Take a hike or grab your bike for Ike’s Hike and Bike Trail. This 3.2-mile trail runs almost the entire length of the lakeshore, at least to the ATV area in the west. The extreme eastern section of the trail, between markers three and four, is quite rugged. Only experienced hikers or mountain-bikers should traverse this area. Otherwise, the trail is an easy (basically an unpaved sidewalk) to a moderate-level trek. To skip the rigorous part of the trail, get on at Five Star Red Oak, where there is a parking area nearby.
This moderate trail runs for just under a mile and passes the Buttonbush Overlook. Hiking boots and a walking stick are recommended. The geology in this part of Eisenhower State Park is quite nice, and the plant life is very diverse. Meander along the lakeshore and through the prairie grass where you can see lots of vibrant wildflowers. There are a number of benches where you can stop, rest, and look for coyotes, foxes, wild turkeys, and other animals.
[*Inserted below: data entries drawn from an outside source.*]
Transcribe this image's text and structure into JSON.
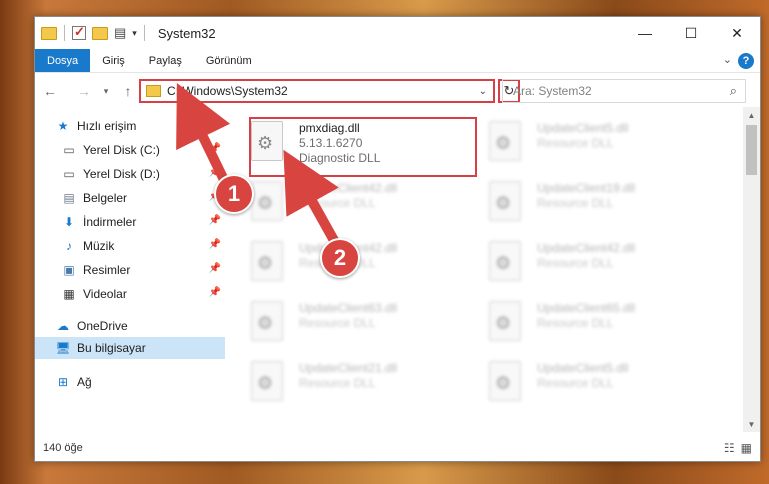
{
  "window": {
    "title": "System32",
    "controls": {
      "minimize": "—",
      "maximize": "☐",
      "close": "✕"
    }
  },
  "ribbon": {
    "tabs": [
      "Dosya",
      "Giriş",
      "Paylaş",
      "Görünüm"
    ],
    "help": "?"
  },
  "address": {
    "path": "C:\\Windows\\System32",
    "search_placeholder": "Ara: System32"
  },
  "sidebar": {
    "items": [
      {
        "label": "Hızlı erişim",
        "icon": "star-icon"
      },
      {
        "label": "Yerel Disk (C:)",
        "icon": "drive-icon",
        "pinned": true
      },
      {
        "label": "Yerel Disk (D:)",
        "icon": "drive-icon",
        "pinned": true
      },
      {
        "label": "Belgeler",
        "icon": "documents-icon",
        "pinned": true
      },
      {
        "label": "İndirmeler",
        "icon": "download-icon",
        "pinned": true
      },
      {
        "label": "Müzik",
        "icon": "music-icon",
        "pinned": true
      },
      {
        "label": "Resimler",
        "icon": "pictures-icon",
        "pinned": true
      },
      {
        "label": "Videolar",
        "icon": "video-icon",
        "pinned": true
      },
      {
        "label": "OneDrive",
        "icon": "cloud-icon"
      },
      {
        "label": "Bu bilgisayar",
        "icon": "computer-icon",
        "selected": true
      },
      {
        "label": "Ağ",
        "icon": "network-icon"
      }
    ]
  },
  "files": [
    {
      "name": "pmxdiag.dll",
      "version": "5.13.1.6270",
      "type": "Diagnostic DLL",
      "highlighted": true
    },
    {
      "name": "UpdateClient5.dll",
      "version": "",
      "type": "Resource DLL"
    },
    {
      "name": "UpdateClient42.dll",
      "version": "",
      "type": "Resource DLL"
    },
    {
      "name": "UpdateClient19.dll",
      "version": "",
      "type": "Resource DLL"
    },
    {
      "name": "UpdateClient42.dll",
      "version": "",
      "type": "Resource DLL"
    },
    {
      "name": "UpdateClient42.dll",
      "version": "",
      "type": "Resource DLL"
    },
    {
      "name": "UpdateClient63.dll",
      "version": "",
      "type": "Resource DLL"
    },
    {
      "name": "UpdateClient65.dll",
      "version": "",
      "type": "Resource DLL"
    },
    {
      "name": "UpdateClient21.dll",
      "version": "",
      "type": "Resource DLL"
    },
    {
      "name": "UpdateClient5.dll",
      "version": "",
      "type": "Resource DLL"
    }
  ],
  "status": {
    "count": "140 öğe"
  },
  "annotations": {
    "step1": "1",
    "step2": "2"
  },
  "colors": {
    "accent": "#1979ca",
    "highlight": "#d64045",
    "selection": "#cce4f7"
  }
}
If you are bringing the kiddos, stop by the park office or the ranger’s station for a Junior Ranger Journal. If your child completes a certain number of activities, they get a Junior Ranger pin. Completing the journal can be done at all Texas state parks for a special pin at each one. The park also has Junior Ranger Explorer Packs at Park Headquarters that you can borrow for your visit. The pack is filled with special items like a magnifying glass, binoculars, animal tracking guide, pencils, crayons, a sketchbook, and a journal.
Grab your honey and take a walk up to Lover’s Leap. One can only speculate as to how this rocky promontory earned its name. It’s a very nice scenic overlook next to the swimming area that also bears clear evidence of erosion. To reach it, you can either scramble over rocks or take Ike’s Hike and Bike Trail. No matter how you get there, you’ll enjoy awesome views of both the lake, Denison, and the Texas part of the shoreline.
This overlook is on the opposite end of the park near Armadillo Hill Trail. Over the years, archeologists have found a number of fossils in this area. These fossils remind us that life was here long before the first cattle trails blazed through the area in the 1830s. This overlook is a great place for boat-watching since it overlooks the boat launch channel. Bring your camera and lunch so you can sit and take a break while you enjoy the scenery.